These cuts are proposed while people are experiencing a multitude of traumas: D.C. residents have been forced into isolation for their safety from a virus, have struggled to homeschool their children and fear their efforts have fallen short, have become one of the tens of thousands of D.C. residents that are now unemployed, have no idea how they will catch up on rent and utilities once the public health emergency ends, have watched yet another video of a Black person die at the hands of state-sanctioned violence and have experienced fear for their own Black life or the Black life of a loved one.
These are only some of the current stressors that threaten the mental stability and the sobriety of many residents. Even before this pandemic, 20% of Black D.C. residents already reported fair or poor mental health, compared to 4% of White residents, and that number has likely grown.
3. Equity cannot simply be a buzzword.
It must become an intentional process and outcome measure. And with DBH reporting that 75% of its mental health consumers and 87% of substance use disorder consumers identify as Black, it is likely that a loss in services will be most harmful to Black D.C. residents.
4. SOME does not disagree that spending should shift from payment for volume to payment for value.
However, no data is given to support the assumption that providers are spending too much. We call for DBH to better assess and collaborate with the provider community and consumer advocates to address desired changes without imposing an immediate impact on patient services, as well as to create a comprehensive implementation plan before any changes are made.

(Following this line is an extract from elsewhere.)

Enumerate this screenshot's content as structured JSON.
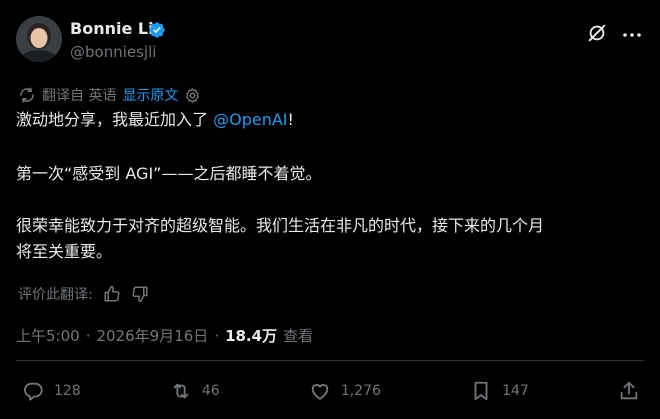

5. Last, SOME also asks that the Committee consider a possible second wave of coronavirus when reviewing DBH’s budget.
We certainly hope we have made it through the worst of it, but we cannot ignore the possibility. Providers have already incurred several financial costs to ensure that our clients are able to continue accessing services and will need to continue purchasing PPE, even more sanitation supplies and cleaning services, etc., to offer services as safely as possible as the city embarks on reopening. These ongoing expenses should be considered for DBH’s budget in support of providers. We are thankful for the expansion of telehealth services and encourage the continuance of these changes after the public health emergency ends.
SOME appreciates the opportunity to offer these comments, and we are grateful for the role we play in helping our neighbors stabilize their mental health and heal from drug abuse with respect and dignity.